The other in-joke you need to know if you are not a follower of Indian film is that there is a feature dance in the film. You hear a female voice from off-screen say, "Hey, handsome!" The guy turns around to look at the speaker and falls to the floor in surprise. It's Aishwarya Rai, a spectacularly popular Indian film actress proclaimed as one of the world's most beautiful women (THE most beautiful by some).

"Enough, already!" I hear you cry... "Is the movie any good?"

Yeah, it's pretty fun. The Bonnie And Clyde angle is played very lightly, without the danger and violence you would expect in an Americanized version. The beginning is a bit rough, with over-hyped acting by both young (?) leads. I think they were trying too hard to play young and it felt phony. Later they stopped worrying about it and just decided to act the parts as themselves. The acting picked up quite a bit.

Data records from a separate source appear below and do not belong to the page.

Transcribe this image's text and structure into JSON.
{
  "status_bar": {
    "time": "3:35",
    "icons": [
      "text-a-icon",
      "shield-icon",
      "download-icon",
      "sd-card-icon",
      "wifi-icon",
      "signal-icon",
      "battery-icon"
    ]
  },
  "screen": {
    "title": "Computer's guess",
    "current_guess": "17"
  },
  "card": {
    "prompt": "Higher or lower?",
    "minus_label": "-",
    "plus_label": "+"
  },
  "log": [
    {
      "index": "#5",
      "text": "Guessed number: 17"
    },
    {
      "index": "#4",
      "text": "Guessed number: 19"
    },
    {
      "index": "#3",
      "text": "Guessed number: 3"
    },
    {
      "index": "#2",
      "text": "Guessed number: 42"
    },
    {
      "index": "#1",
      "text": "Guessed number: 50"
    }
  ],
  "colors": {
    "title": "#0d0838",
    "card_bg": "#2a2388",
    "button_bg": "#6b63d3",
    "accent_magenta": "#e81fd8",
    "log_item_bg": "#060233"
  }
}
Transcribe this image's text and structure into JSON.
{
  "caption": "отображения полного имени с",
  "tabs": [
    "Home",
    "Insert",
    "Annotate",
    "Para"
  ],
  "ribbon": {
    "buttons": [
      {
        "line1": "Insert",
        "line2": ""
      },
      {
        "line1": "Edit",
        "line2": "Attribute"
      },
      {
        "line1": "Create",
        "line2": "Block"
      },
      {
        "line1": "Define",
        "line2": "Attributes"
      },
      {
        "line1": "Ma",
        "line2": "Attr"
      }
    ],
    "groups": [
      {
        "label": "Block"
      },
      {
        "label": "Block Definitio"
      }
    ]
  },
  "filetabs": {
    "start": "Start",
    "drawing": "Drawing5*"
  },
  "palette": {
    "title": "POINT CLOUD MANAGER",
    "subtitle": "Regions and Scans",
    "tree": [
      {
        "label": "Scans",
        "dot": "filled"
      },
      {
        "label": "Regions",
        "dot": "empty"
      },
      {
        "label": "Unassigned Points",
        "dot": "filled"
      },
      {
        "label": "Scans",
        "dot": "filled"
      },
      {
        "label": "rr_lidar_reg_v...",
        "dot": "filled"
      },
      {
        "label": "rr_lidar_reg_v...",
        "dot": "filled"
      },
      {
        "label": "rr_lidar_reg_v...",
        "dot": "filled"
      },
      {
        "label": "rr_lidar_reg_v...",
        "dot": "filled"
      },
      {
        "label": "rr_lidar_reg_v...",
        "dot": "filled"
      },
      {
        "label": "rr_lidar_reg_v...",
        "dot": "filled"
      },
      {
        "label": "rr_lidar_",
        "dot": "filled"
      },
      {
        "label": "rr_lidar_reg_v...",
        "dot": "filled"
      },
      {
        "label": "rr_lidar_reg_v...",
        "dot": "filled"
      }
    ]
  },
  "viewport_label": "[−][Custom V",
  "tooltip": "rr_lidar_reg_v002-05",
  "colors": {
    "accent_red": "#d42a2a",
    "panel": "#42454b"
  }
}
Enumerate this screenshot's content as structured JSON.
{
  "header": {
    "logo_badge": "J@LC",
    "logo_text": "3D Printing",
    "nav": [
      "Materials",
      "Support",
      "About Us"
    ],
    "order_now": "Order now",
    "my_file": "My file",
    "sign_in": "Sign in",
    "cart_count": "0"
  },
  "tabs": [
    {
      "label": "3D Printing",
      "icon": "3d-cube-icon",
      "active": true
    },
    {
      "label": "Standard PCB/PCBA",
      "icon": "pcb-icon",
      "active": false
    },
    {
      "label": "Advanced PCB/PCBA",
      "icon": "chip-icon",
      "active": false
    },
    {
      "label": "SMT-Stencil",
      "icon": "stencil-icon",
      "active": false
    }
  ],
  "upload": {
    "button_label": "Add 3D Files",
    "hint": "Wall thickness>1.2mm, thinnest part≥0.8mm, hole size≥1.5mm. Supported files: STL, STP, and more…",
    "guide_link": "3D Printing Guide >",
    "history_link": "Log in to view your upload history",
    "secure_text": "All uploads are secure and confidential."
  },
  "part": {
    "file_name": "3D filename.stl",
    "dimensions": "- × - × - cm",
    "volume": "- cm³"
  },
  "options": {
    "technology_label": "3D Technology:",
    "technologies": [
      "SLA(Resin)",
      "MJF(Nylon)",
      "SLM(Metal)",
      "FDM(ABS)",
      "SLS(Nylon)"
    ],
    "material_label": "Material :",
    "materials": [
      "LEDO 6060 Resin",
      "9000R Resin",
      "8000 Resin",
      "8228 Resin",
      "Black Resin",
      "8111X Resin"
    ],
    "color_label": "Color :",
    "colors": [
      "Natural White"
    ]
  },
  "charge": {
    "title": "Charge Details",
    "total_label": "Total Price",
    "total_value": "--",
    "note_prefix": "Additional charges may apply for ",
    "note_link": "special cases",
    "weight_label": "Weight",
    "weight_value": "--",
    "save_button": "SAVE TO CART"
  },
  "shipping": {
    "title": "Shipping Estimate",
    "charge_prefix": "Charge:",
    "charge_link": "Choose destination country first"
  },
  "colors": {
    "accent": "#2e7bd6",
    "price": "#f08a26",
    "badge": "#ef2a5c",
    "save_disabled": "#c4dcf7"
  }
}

The music and choreography are not top notch for the industry, but they are watchable. Aishwarya can really dance. Mukherjee gets a scene where she is wearing the shortest suit skirt I have ever seen. One sneeze and this would have gotten an R rating.

There are a couple of outlandish plot points as the couple's scams get bigger. You really aren't supposed to care. The movie is quite sexually progressive for the Indian market, as the two leads get married and then kiss on the mouth, and are even seen in bed together in a sexual (non-graphic) situation. VERY unusual for Bollywood!

I don't know as how I'd recommend this for first-time Indian movie watchers, but it's cute and inoffensive and not a bad entry in the overall pantheon. Knowing some of the back story helps.

Parents would have no concerns about letting their kids watch along. Young children should like the bright colors and bouncy music of the dance sequences. Dialog is in Hindi and although the DVD has no special features, it does have the longest selection list of subtitle languages I've ever seen. You can watch it translated into English, French, Arabic, Spanish, Dutch, Tamil, Telugu, Kannada, Malayalam, Gujarati, or Bengali.


Post a Comment

Links to this post:

Create a Link

<< Home